I was in the fifth grade when the Twin Towers fell. Living in California, I had never been to New York, nor had I even heard of the World Trade Center prior to that Tuesday morning. Before the start of school that day, I walked around the blacktop with my two best friends. A kid ran up to us and blurted out, “Did you guys hear what happened?” I think it was Jack who replied, “Shut the fuck up.” National tragedy would not occasion reprieve from our manly forbearance. Perhaps, as young kids with a penchant for cruelty as well as compassion, we did not have the combination of empathetic rationale required for processing such an event. Despite how cognitively, relationally, and socially removed we were from across the country, it may still sound blasphemous against the cause of humanity to admit that I don’t remember feeling emotionally upset. I deferred to Jack, keeping the pact of nihilistic silence–there’s nothing we can do, so who gives a fuck?–but internally my response was a single thought. What the fuck did you expect?

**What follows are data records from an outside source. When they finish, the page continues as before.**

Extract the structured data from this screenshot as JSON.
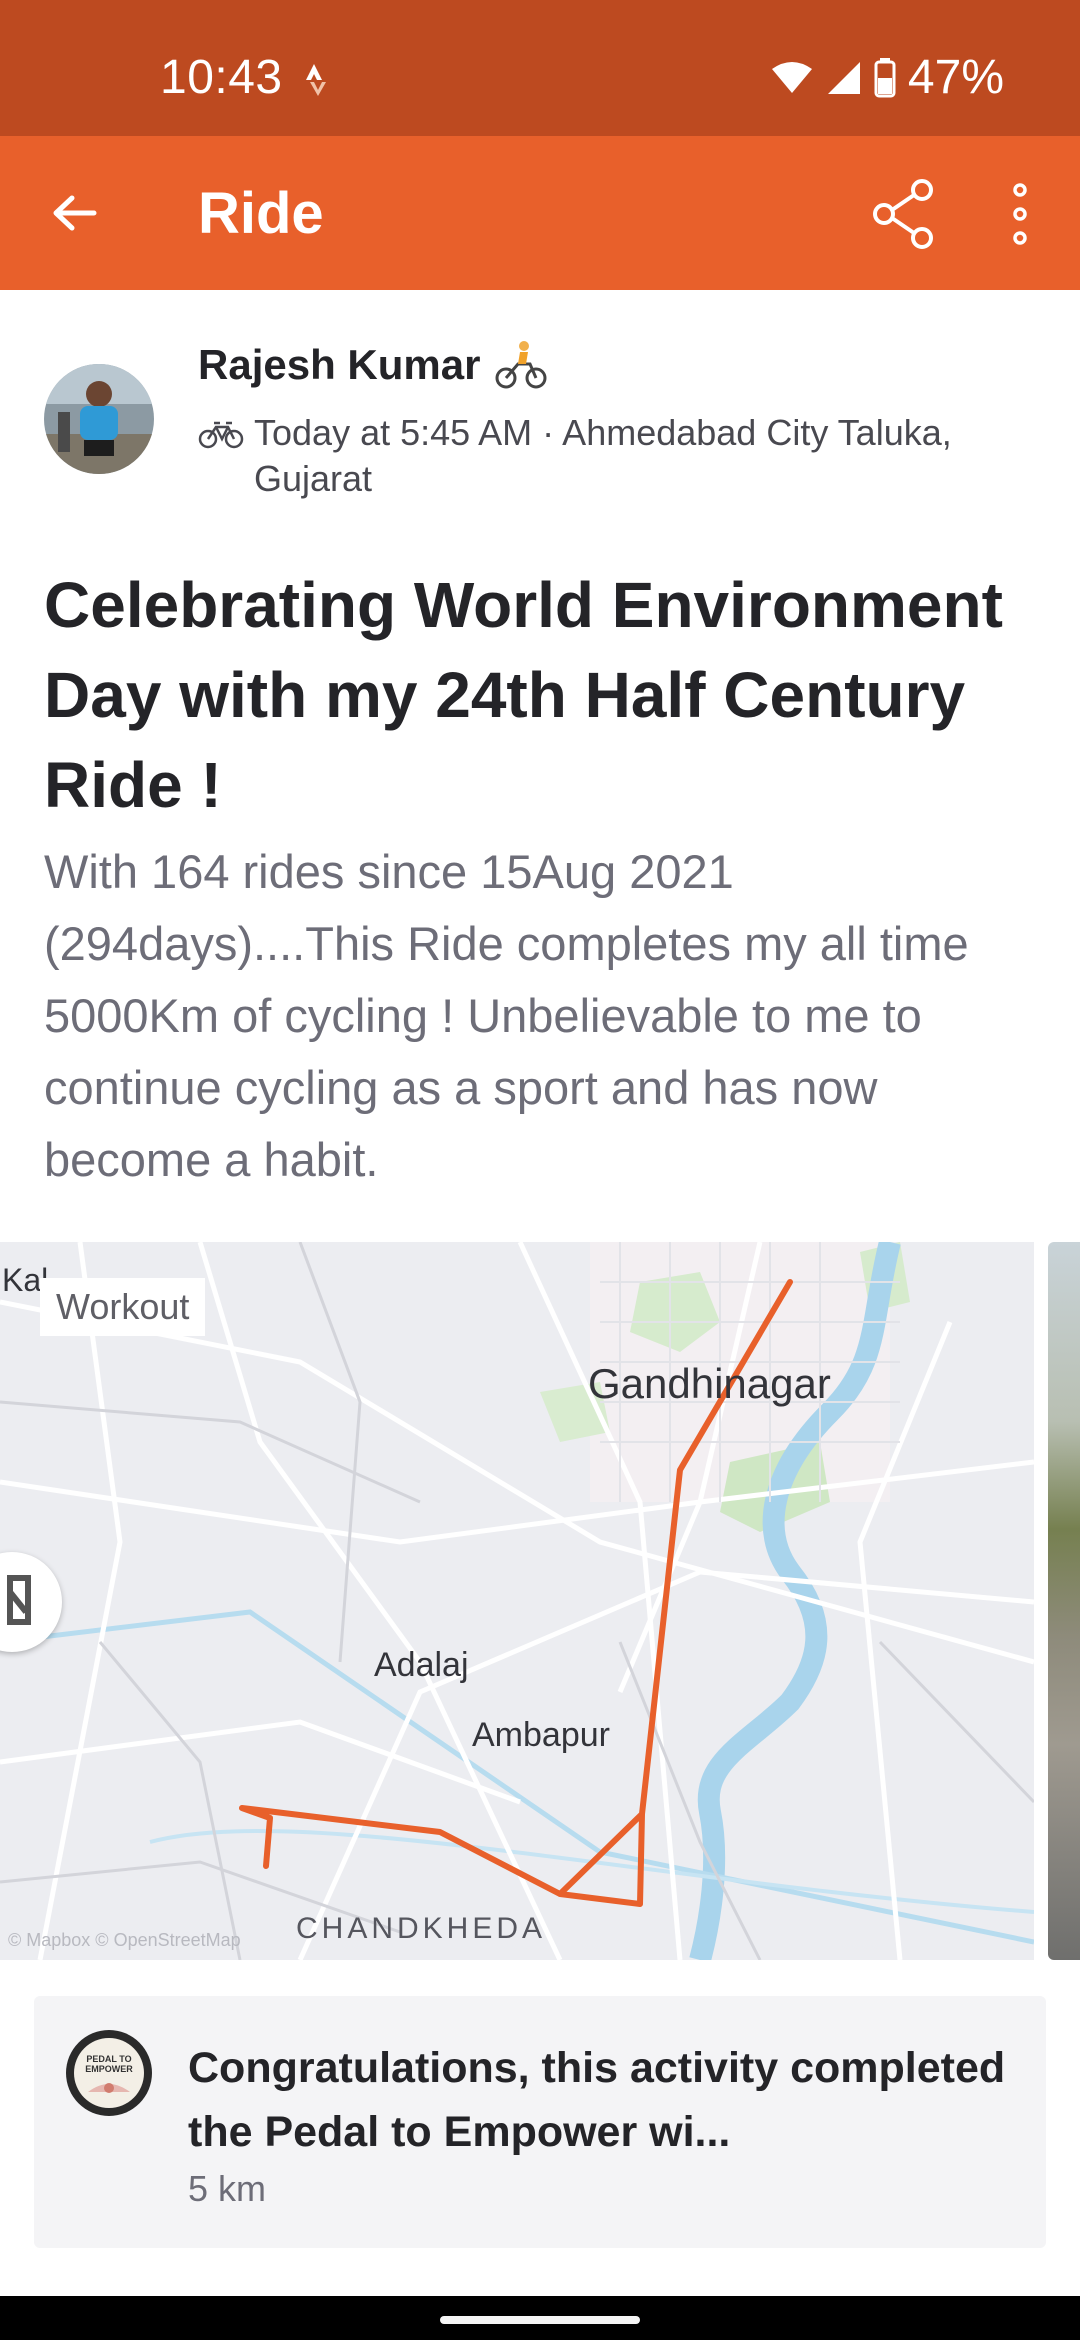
{
  "status_bar": {
    "time": "10:43",
    "battery": "47%"
  },
  "app_bar": {
    "title": "Ride"
  },
  "athlete": {
    "name": "Rajesh Kumar",
    "meta_line1": "Today at 5:45 AM · Ahmedabad City Taluka,",
    "meta_line2": "Gujarat"
  },
  "post": {
    "title": "Celebrating World Environment Day with my 24th Half Century Ride !",
    "description": "With 164 rides since 15Aug 2021 (294days)....This Ride completes my all time 5000Km of cycling ! Unbelievable to me to continue cycling as a sport and has now become a habit."
  },
  "map": {
    "tag": "Workout",
    "labels": {
      "kalol": "Kal",
      "gandhinagar": "Gandhinagar",
      "adalaj": "Adalaj",
      "ambapur": "Ambapur",
      "chandkheda": "CHANDKHEDA"
    },
    "credit": "© Mapbox © OpenStreetMap",
    "route_color": "#e8602b"
  },
  "challenge": {
    "badge_text": "PEDAL TO EMPOWER",
    "text": "Congratulations, this activity completed the Pedal to Empower wi...",
    "distance": "5 km"
  },
  "colors": {
    "status_bar": "#bd4a20",
    "app_bar": "#e8602b",
    "text_primary": "#242428",
    "text_secondary": "#6d6d78"
  }
}
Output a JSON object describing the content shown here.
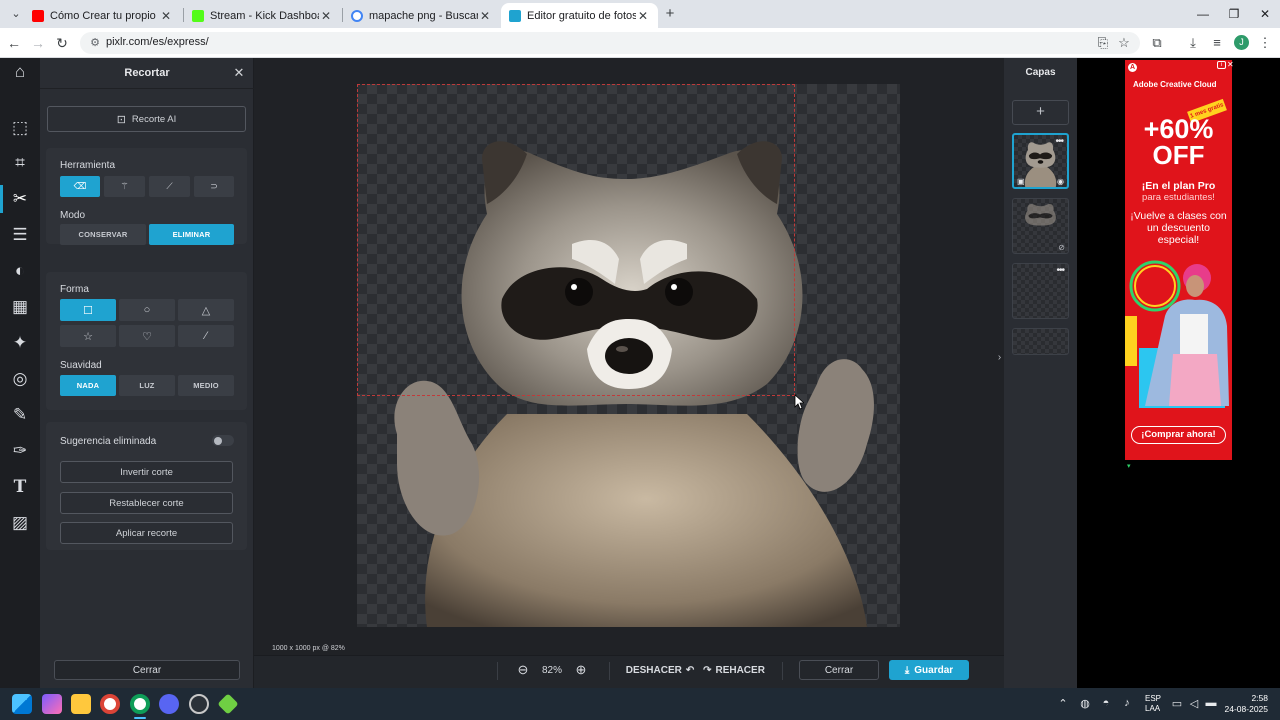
{
  "browser": {
    "tabs": [
      {
        "title": "Cómo Crear tu propio Vtuber e",
        "favicon_color": "#ff0000",
        "active": false
      },
      {
        "title": "Stream - Kick Dashboard",
        "favicon_color": "#53fc18",
        "active": false
      },
      {
        "title": "mapache png - Buscar con Goo",
        "favicon_color": "#4285f4",
        "active": false
      },
      {
        "title": "Editor gratuito de fotos con IA",
        "favicon_color": "#1fa3d0",
        "active": true
      }
    ],
    "url": "pixlr.com/es/express/",
    "profile_initial": "J"
  },
  "editor": {
    "panel": {
      "title": "Recortar",
      "ai_button": "Recorte AI",
      "tool_label": "Herramienta",
      "tools": [
        "eraser-icon",
        "magic-wand-icon",
        "brush-icon",
        "lasso-icon"
      ],
      "mode_label": "Modo",
      "modes": [
        {
          "label": "CONSERVAR",
          "on": false
        },
        {
          "label": "ELIMINAR",
          "on": true
        }
      ],
      "shape_label": "Forma",
      "shapes": [
        "square-icon",
        "circle-icon",
        "triangle-icon",
        "star-icon",
        "heart-icon",
        "line-icon"
      ],
      "smooth_label": "Suavidad",
      "smooth": [
        {
          "label": "NADA",
          "on": true
        },
        {
          "label": "LUZ",
          "on": false
        },
        {
          "label": "MEDIO",
          "on": false
        }
      ],
      "suggestion_label": "Sugerencia eliminada",
      "invert": "Invertir corte",
      "reset": "Restablecer corte",
      "apply": "Aplicar recorte",
      "close": "Cerrar"
    },
    "layers_title": "Capas",
    "canvas_info": "1000 x 1000 px @ 82%",
    "zoom": "82%",
    "undo": "DESHACER",
    "redo": "REHACER",
    "close_button": "Cerrar",
    "save_button": "Guardar",
    "accent": "#1fa3d0"
  },
  "ad": {
    "brand": "Adobe Creative Cloud",
    "ribbon": "1 mes gratis",
    "headline1": "+60%",
    "headline2": "OFF",
    "line1": "¡En el plan Pro",
    "line2": "para estudiantes!",
    "line3": "¡Vuelve a clases con un descuento especial!",
    "cta": "¡Comprar ahora!"
  },
  "taskbar": {
    "lang1": "ESP",
    "lang2": "LAA",
    "time": "2:58",
    "date": "24-08-2025"
  }
}
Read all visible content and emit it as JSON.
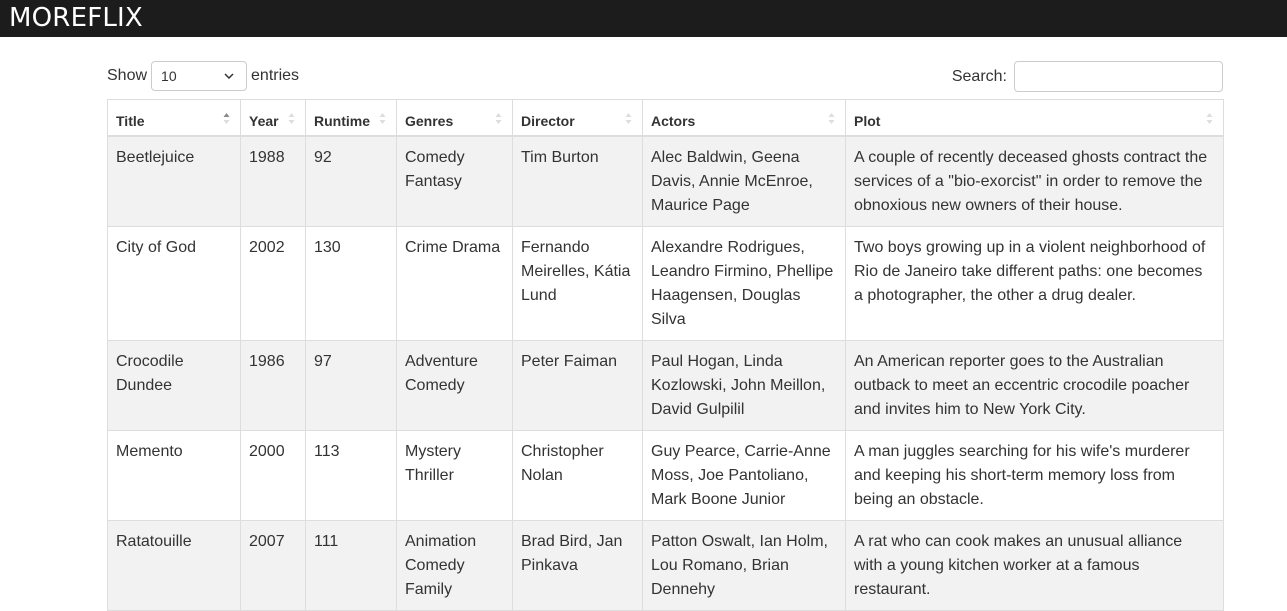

As a 10-year-old boy, I was not particularly versed in world politics, but nonetheless I believed that our imperialistic nation had bought this fate a long time ago. I remember being surprised that this had not happened earlier, and more frequently. At the time, my direct reasoning was something like this: if your nation does enough fucked up shit–from slavery at home to unnecessary invasions abroad–you’re gonna get attacked sometimes. I still see a truth in this cynical response, but looking back on my young perspective now, I am puzzled. At such a young age, I wonder, where did I come up with this political perspective? And, perhaps more importantly, how and why did I lack basic empathy for the people killed? Continue reading